I strongly do not agree with Chesky that design leaders should be spending most of their time designing and doing the actual work. It honestly sounds like he misses being a designer. That said, I think it’s important for leaders to invest time in exploring new innovations to learn/grow. Reviewing work is crucial to scale excellence, but allow your team to own the decisions.

There are many different types of management roles out there, and depending on what the company is, its scale, and other distinct attributes, the role and responsibility are going to look different. However, having deep technical skills allow you to scale teams longer term. Let’s say you’re an experienced Product leader. You’re taking on a new challenge at a startup as the first product manager with the intent to grow the team.

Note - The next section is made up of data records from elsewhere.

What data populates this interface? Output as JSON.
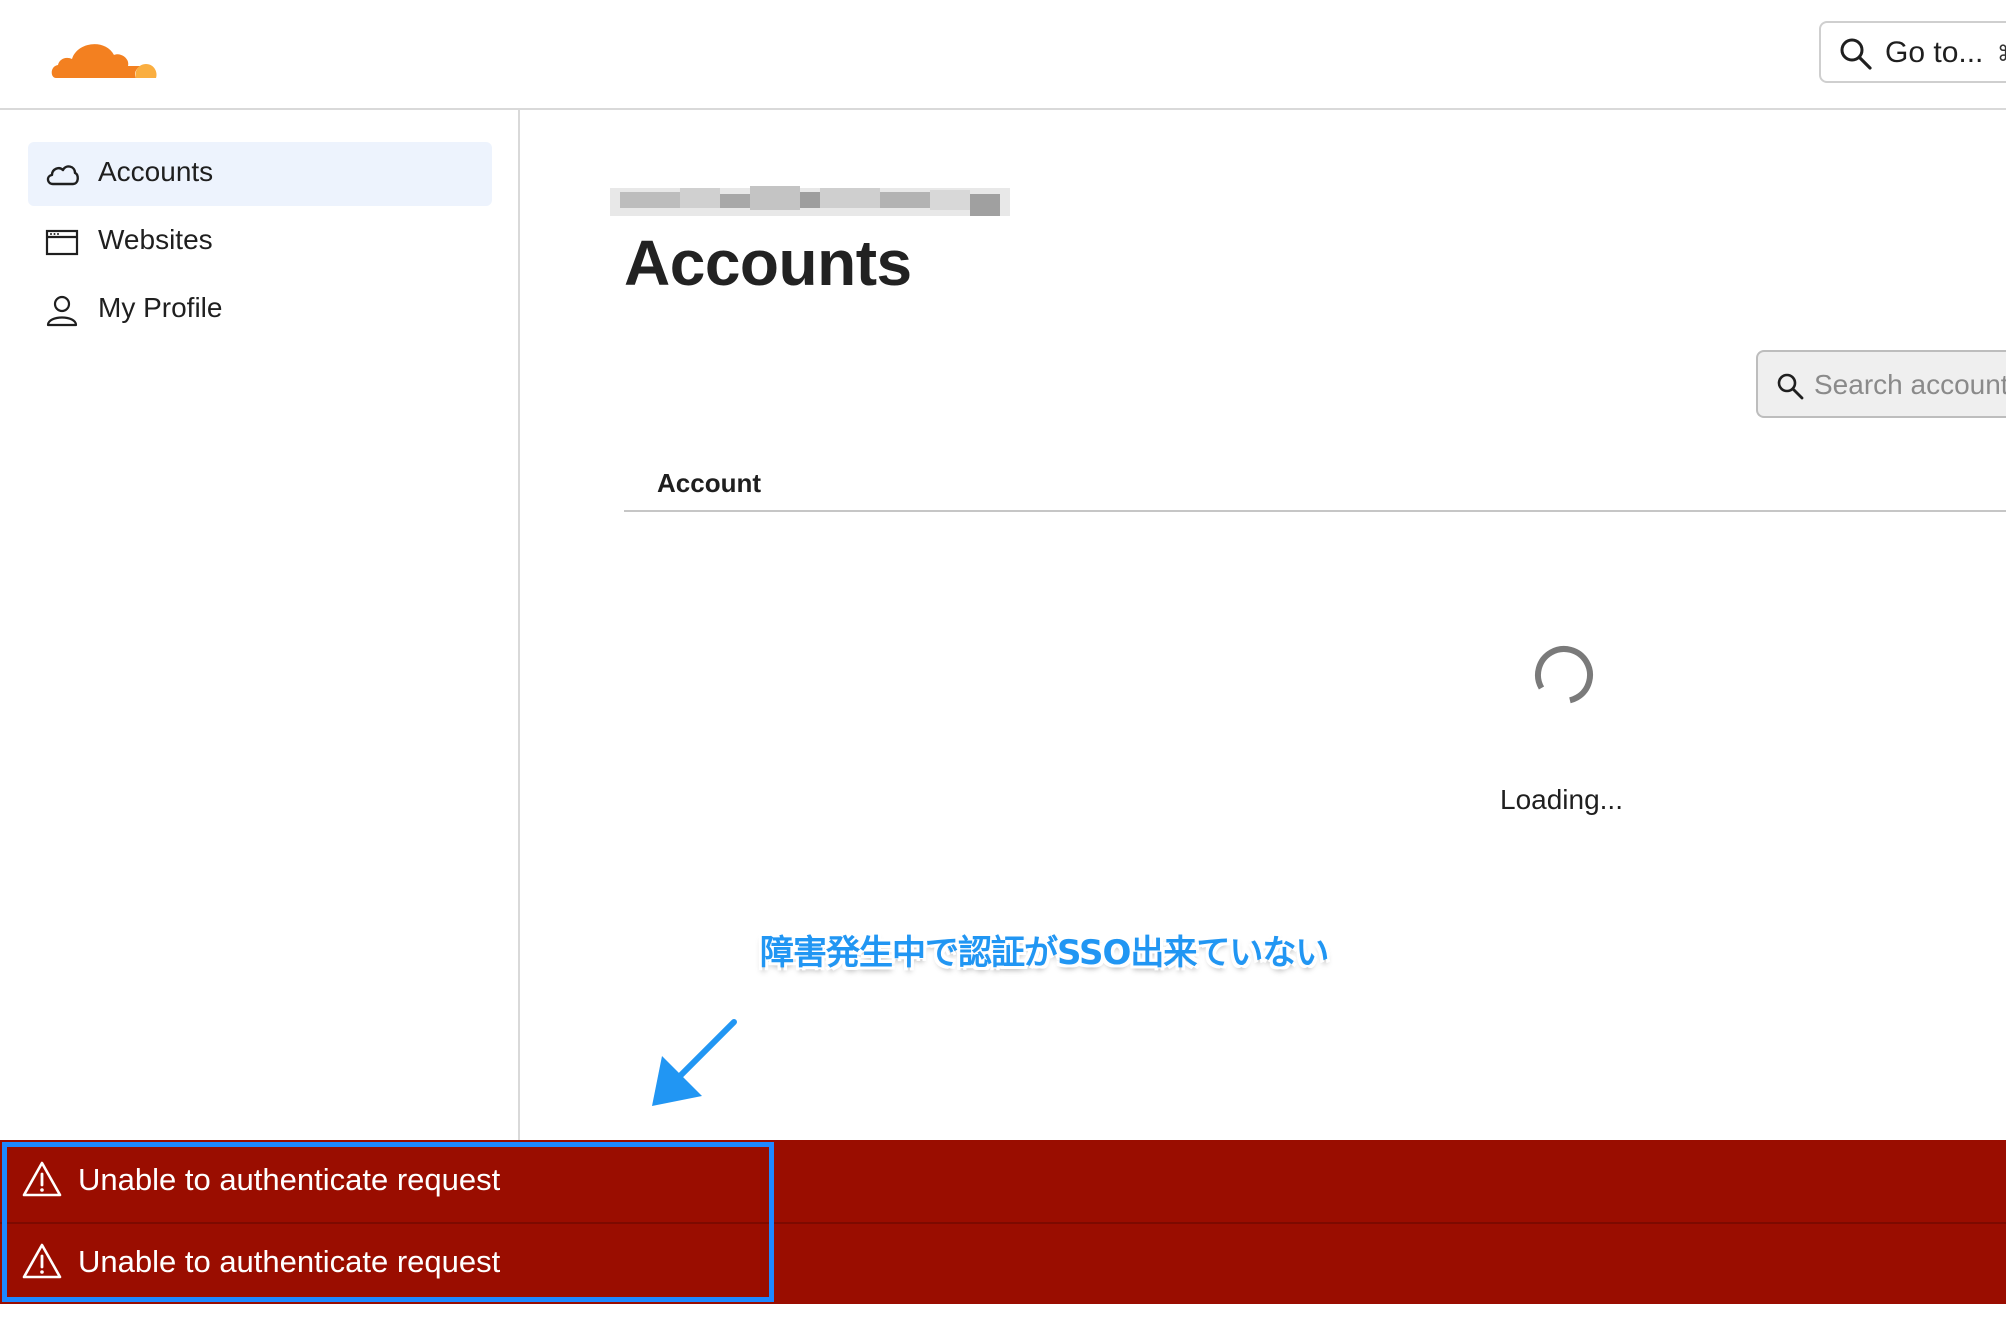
{
  "header": {
    "logo": "cloudflare-logo",
    "goto_label": "Go to...",
    "goto_shortcut": "⌘"
  },
  "sidebar": {
    "items": [
      {
        "label": "Accounts",
        "icon": "cloud-icon",
        "active": true
      },
      {
        "label": "Websites",
        "icon": "browser-window-icon",
        "active": false
      },
      {
        "label": "My Profile",
        "icon": "user-icon",
        "active": false
      }
    ]
  },
  "main": {
    "title": "Accounts",
    "search": {
      "placeholder": "Search accounts"
    },
    "table": {
      "columns": [
        "Account"
      ]
    },
    "loading_text": "Loading..."
  },
  "annotation": {
    "text": "障害発生中で認証がSSO出来ていない",
    "color": "#2196f3"
  },
  "errors": [
    {
      "message": "Unable to authenticate request"
    },
    {
      "message": "Unable to authenticate request"
    }
  ],
  "colors": {
    "brand_orange": "#f38020",
    "brand_orange_light": "#faae40",
    "error_bg": "#9a0d00",
    "active_nav_bg": "#edf3fd",
    "highlight_border": "#1e88ff"
  }
}
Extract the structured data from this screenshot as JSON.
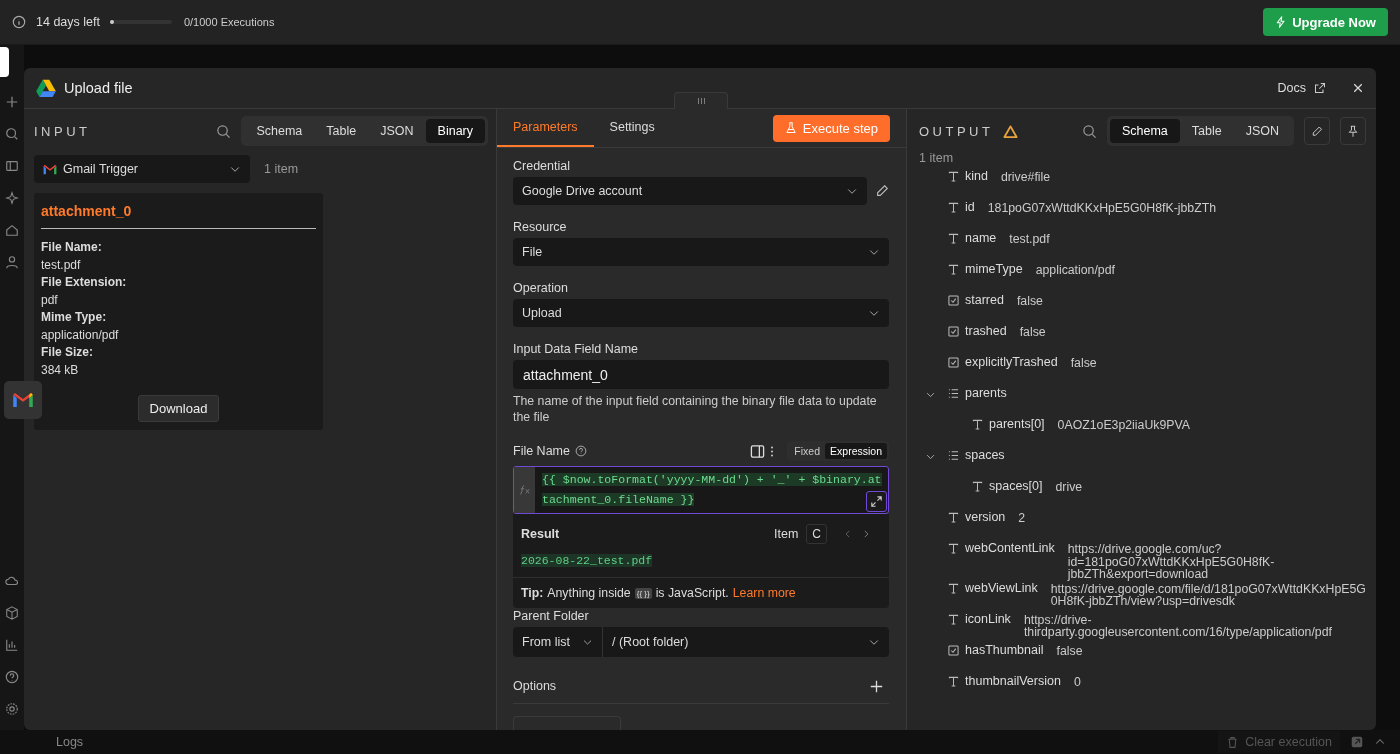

When you’re the 0-to-1 leader you start by doing the work, establishing the foundation, and growing the practice as the company grows.


I want to end to articulate my point of view:

  • Technical skills and acumen are important to articulate strategy and help develop people on your team
  • The role of leading people is force-multiplying the output of people. When you’re doing the work yourself, it limits the time for you to be able to do that at scale
  • Practice your craft in a way to be at the cutting edge of it to lead effectively and only do the actual work when it calls for it

The cavalry captain should be able to ride a horse but get them off the front lines as they should have more important stuff to work on! Management is something you take on when the value of your team is more important to develop others and help them drive towards shared outcomes that are more impactful than your own. Having more depth in the technical acumen of your field will only give you more range to help others grow. If I had to sum it up, you’d want your manager to be like that army general that still carries the World War II pistol around. He’s never going to use it, but you have the confidence if something came up that they have lived experiences to be able to roll their sleeves up and take action.